According to a study published by the Shuppan Kagaku Kenkyujo (Research Institute for Publications) on April 4, 2010, the sales of books and magazines in Japan decreased successively for the recent years and fell below 2 trillion yen in 2009 for the first time since 21 years.
The sales of books and magazines reached their peak in 1996 and 1997 respectively. The slump in book sales might be caused for example by the spread of internet services as well as e-books and the growing loss of interest among young people in reading books. However, people have not been able to identify the real causes of slump yet and much less the means to tackle the slump.
The slump is even worsening according to the Shuppan Kagaku Kenkyujo and the sales of books and magazines in the first half of 2011 fell 3.8% over the same period of the previous year and the decreasing rate is growing.
I am a heavy book reader and fond of visiting bookshops and strolling from a bookshop to another bookshop and from a bookshelf to another bookshelf (Please check also the page on Kanda). On the way of my stroll I encountered many interesting books which now find their places in my bookshelf. As a reader of books, I have at present many complaints to bookshops and publishers. Simply speaking, the books I can find in the majority of bookshops are so called "how-to" books with shallow contents and it is hard to find books decent in presentation and rich in contents. This makes book lovers like me away from bookshops.
It is true that Amazon and other internet book shops offer a convenient tool to buy books, if we know exactly what we will and possiblly the title of the book we need. However, it is almost impossible to accidentally discover interesting books on the internet. Though the sales through internet amounts to be well more than 10% for most publishers, it decreases the possible sales which might have been realized if accidental encounters were possible.
Despite this discouraging overall trend, there are of course publishers which continue to publish high quality books.
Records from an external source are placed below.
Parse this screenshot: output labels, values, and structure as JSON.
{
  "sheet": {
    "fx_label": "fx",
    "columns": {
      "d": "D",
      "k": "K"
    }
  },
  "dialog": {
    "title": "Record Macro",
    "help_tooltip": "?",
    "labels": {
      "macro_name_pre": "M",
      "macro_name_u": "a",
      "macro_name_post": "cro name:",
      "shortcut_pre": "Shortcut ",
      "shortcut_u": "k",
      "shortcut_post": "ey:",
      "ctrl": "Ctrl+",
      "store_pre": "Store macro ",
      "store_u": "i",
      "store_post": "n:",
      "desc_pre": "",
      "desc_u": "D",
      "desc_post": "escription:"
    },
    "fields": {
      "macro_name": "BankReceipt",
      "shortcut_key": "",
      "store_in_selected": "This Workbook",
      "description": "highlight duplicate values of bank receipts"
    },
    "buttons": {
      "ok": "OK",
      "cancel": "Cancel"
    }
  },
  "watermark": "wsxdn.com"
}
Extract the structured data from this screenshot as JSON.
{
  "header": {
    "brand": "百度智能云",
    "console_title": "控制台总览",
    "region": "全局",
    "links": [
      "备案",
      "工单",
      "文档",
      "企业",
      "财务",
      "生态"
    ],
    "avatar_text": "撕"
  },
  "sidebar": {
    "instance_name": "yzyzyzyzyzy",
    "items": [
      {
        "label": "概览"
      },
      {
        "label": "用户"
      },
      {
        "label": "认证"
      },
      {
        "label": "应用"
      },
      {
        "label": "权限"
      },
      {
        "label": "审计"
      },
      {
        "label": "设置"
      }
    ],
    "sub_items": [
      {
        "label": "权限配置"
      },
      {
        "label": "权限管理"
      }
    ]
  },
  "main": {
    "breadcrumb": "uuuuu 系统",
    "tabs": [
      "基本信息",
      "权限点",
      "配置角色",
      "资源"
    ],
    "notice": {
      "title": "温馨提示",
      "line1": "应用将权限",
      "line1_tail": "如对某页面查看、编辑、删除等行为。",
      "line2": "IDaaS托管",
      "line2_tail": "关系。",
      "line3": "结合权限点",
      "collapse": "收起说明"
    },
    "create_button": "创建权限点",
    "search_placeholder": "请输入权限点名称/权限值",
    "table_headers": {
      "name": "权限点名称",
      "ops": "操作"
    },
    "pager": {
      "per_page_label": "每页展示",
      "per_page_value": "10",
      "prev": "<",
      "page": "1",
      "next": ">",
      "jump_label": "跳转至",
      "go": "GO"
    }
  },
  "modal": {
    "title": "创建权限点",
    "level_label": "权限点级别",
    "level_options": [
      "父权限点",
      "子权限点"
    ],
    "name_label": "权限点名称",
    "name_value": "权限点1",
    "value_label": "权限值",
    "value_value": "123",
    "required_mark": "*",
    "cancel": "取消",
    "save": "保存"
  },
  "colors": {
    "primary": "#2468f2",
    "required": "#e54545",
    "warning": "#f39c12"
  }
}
Recently I got acquainted with a publisher Shin-hyoron (Website - Japanese only) and its director Takeichi-san. Shin-hyoron is a medium-scale publisher, which publishes some 30 new learned books every year.
It happened that Professor Nobuko Fukui of Tokai University, a friend of mine, published some time ago a translation of "The land of the living" written by Steven Borish through Shin-hyoron and I wrote a sort of testimonial to promote sales of the book. Fukui-sensei then recommended Takeichi-san to make a book from my earlier Japanese web site "Copenhagen dayori" (Copenhagen report), which I made during my stay in Denmark between 2006 and 2008 and included more than 200 articles on historical and cultural topics related to Denmark.
Takeichi-san accepted the proposal and since then I meet him regularly to make an attractive and if possible marketable book from too many and too rambling topics of the original web site. It takes time and the work is quite tiring, but it is a fun. When the communication with Takeichisan advanced, I became curious to know the working environment of Shin-hyoron and requested to have our next meeting in the office of Shin-hyoron.
Shin-hyoron is located in the vicinity of Waseda University. When it started in 1952, Shin-hyoron was near Kanda, the center of the Japanese publishing world. However, when it had a good business in the 1970s, it could buy a house and moved from a rent office into its own building. Takeichi-san says that it was a good decision of his predecessor. Now, Shinhyoron is financially much better positioned than most publishers which have to pay high rent for their office and warehouse for the storage of their books. This is surely one of the reasons for the flexibility of Shinhyoron in its business decision, because it can pursue the contents of books it wants to make while other publishers have to pay severer attention to the marketability of their books.
The house of Shin-hyoron was built originally as a studio of a theatre group and reformed to be an apartment house for students. Its upper floor has a high ceiling, reminiscence of the theatre studio. Bookshelves are installed to its walls and filled up with the books they have published in the last 60years. The largest room eradiates a sort of atmosphere of intellectual works being done in this room. A small room annexed to the main room is the office of director Takeichi-san and his assistant. Also looks quite comfortable for working. The ground floor seems to be used for delivery of books and other physical works. I found the surface of a desk there almost fully covered with books and papers - a typical scene we encounter in Japanese offices.
The neighborhood of Shin-hyoron has something I feel very at home. Here, we can feel the life of students and ordinary citizens in their traditional environments. Even small houses try to decorate them with greenery as you see on the photo below. Though, we do not have large parks in Tokyo like many Western cities, it is full of greens growing from tiny gardens and flower pots and those greens are not secluded within walls but enjoyed by all neighbors and even by passersby.